**Task objective**:
In the records below, pick out all lines containing the word "icon".

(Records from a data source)
··········

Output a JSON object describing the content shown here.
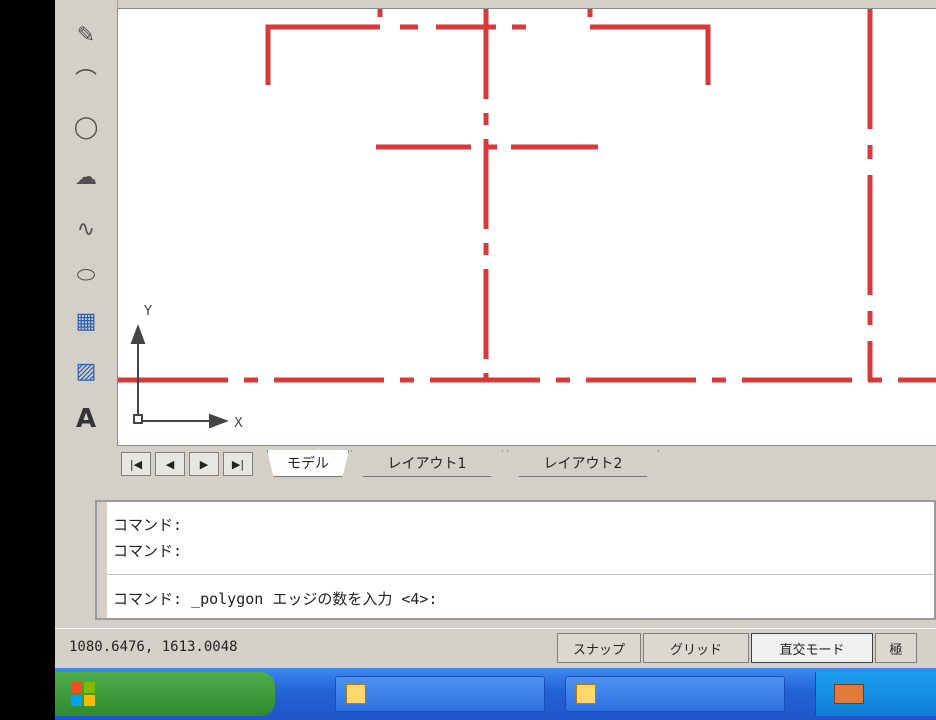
{
  "toolbar": {
    "tools": [
      {
        "icon": "pencil-icon",
        "glyph": "✎"
      },
      {
        "icon": "arc-icon",
        "glyph": "⌒"
      },
      {
        "icon": "circle-icon",
        "glyph": "◯"
      },
      {
        "icon": "revision-cloud-icon",
        "glyph": "☁"
      },
      {
        "icon": "spline-icon",
        "glyph": "∿"
      },
      {
        "icon": "ellipse-icon",
        "glyph": "⬭"
      },
      {
        "icon": "insert-block-icon",
        "glyph": "▦"
      },
      {
        "icon": "hatch-icon",
        "glyph": "▨"
      },
      {
        "icon": "multiline-text-icon",
        "glyph": "A"
      }
    ]
  },
  "ucs": {
    "y_label": "Y",
    "x_label": "X"
  },
  "layout_tabs": {
    "nav": [
      "|◀",
      "◀",
      "▶",
      "▶|"
    ],
    "tabs": [
      "モデル",
      "レイアウト1",
      "レイアウト2"
    ]
  },
  "command": {
    "lines": [
      "コマンド:",
      "コマンド:"
    ],
    "current": "コマンド: _polygon エッジの数を入力 <4>:"
  },
  "status": {
    "coords": "1080.6476, 1613.0048",
    "buttons": [
      "スナップ",
      "グリッド",
      "直交モード",
      "極"
    ]
  },
  "colors": {
    "centerline": "#d8393a",
    "canvas": "#ffffff",
    "chrome": "#d4d0c8"
  }
}
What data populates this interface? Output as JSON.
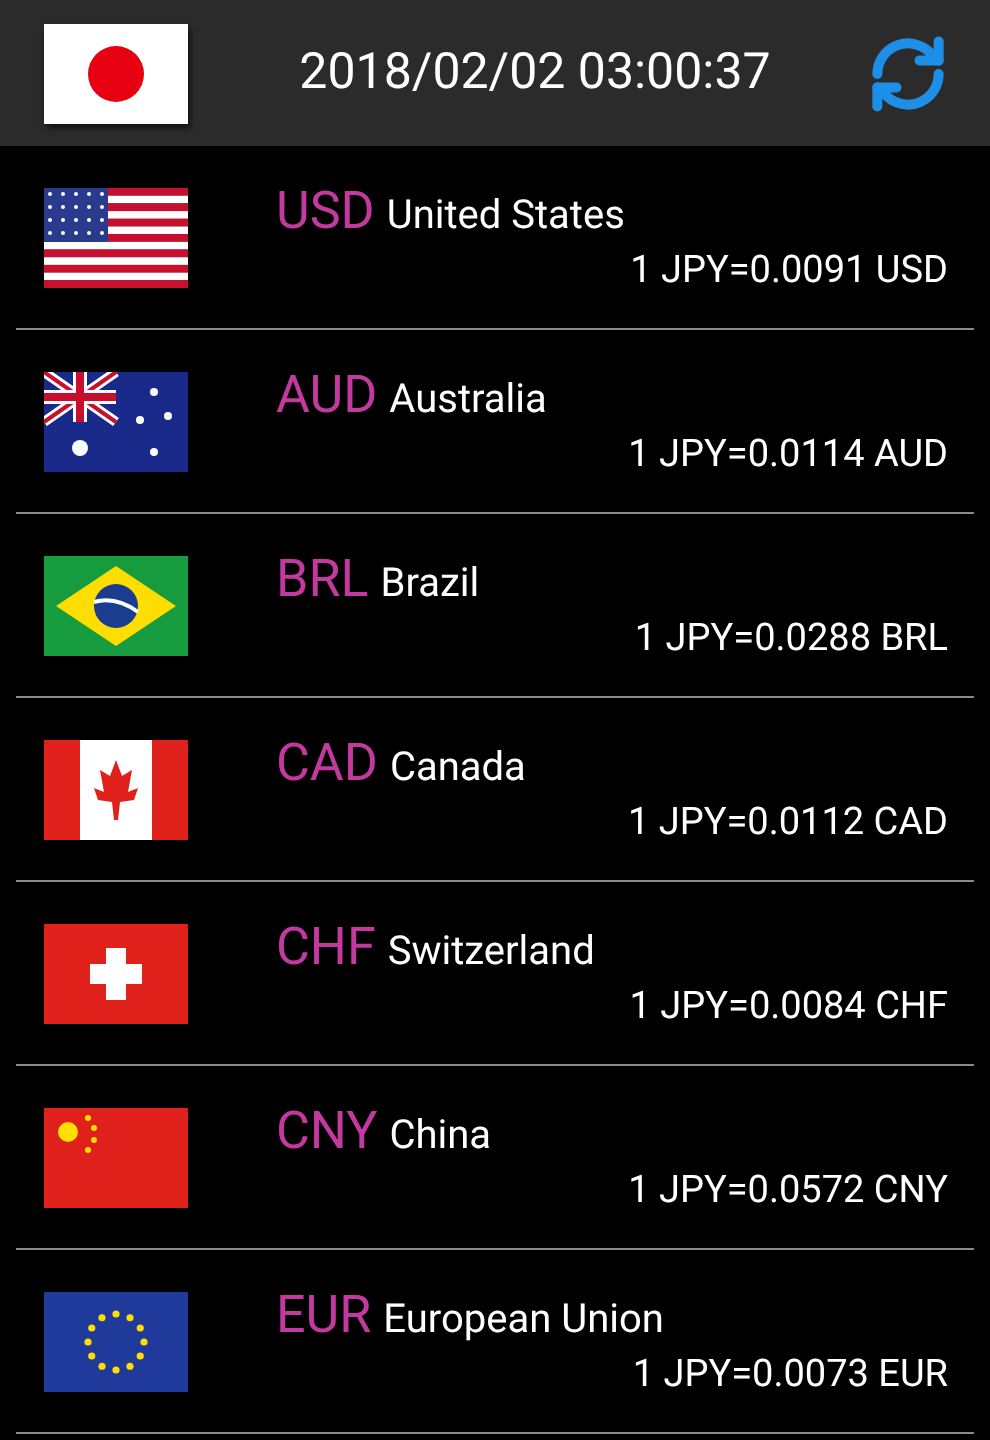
{
  "header": {
    "flag": {
      "kind": "jp"
    },
    "datetime": "2018/02/02 03:00:37"
  },
  "rates": [
    {
      "flag": {
        "kind": "us"
      },
      "code": "USD",
      "country": "United States",
      "rate": "1 JPY=0.0091 USD"
    },
    {
      "flag": {
        "kind": "au"
      },
      "code": "AUD",
      "country": "Australia",
      "rate": "1 JPY=0.0114 AUD"
    },
    {
      "flag": {
        "kind": "br"
      },
      "code": "BRL",
      "country": "Brazil",
      "rate": "1 JPY=0.0288 BRL"
    },
    {
      "flag": {
        "kind": "ca"
      },
      "code": "CAD",
      "country": "Canada",
      "rate": "1 JPY=0.0112 CAD"
    },
    {
      "flag": {
        "kind": "ch"
      },
      "code": "CHF",
      "country": "Switzerland",
      "rate": "1 JPY=0.0084 CHF"
    },
    {
      "flag": {
        "kind": "cn"
      },
      "code": "CNY",
      "country": "China",
      "rate": "1 JPY=0.0572 CNY"
    },
    {
      "flag": {
        "kind": "eu"
      },
      "code": "EUR",
      "country": "European Union",
      "rate": "1 JPY=0.0073 EUR"
    }
  ]
}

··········

**Solution for this exercise**:
        "icon": "pencil-icon",
        "icon": "arc-icon",
        "icon": "circle-icon",
        "icon": "revision-cloud-icon",
        "icon": "spline-icon",
        "icon": "ellipse-icon",
        "icon": "insert-block-icon",
        "icon": "hatch-icon",
        "icon": "multiline-text-icon",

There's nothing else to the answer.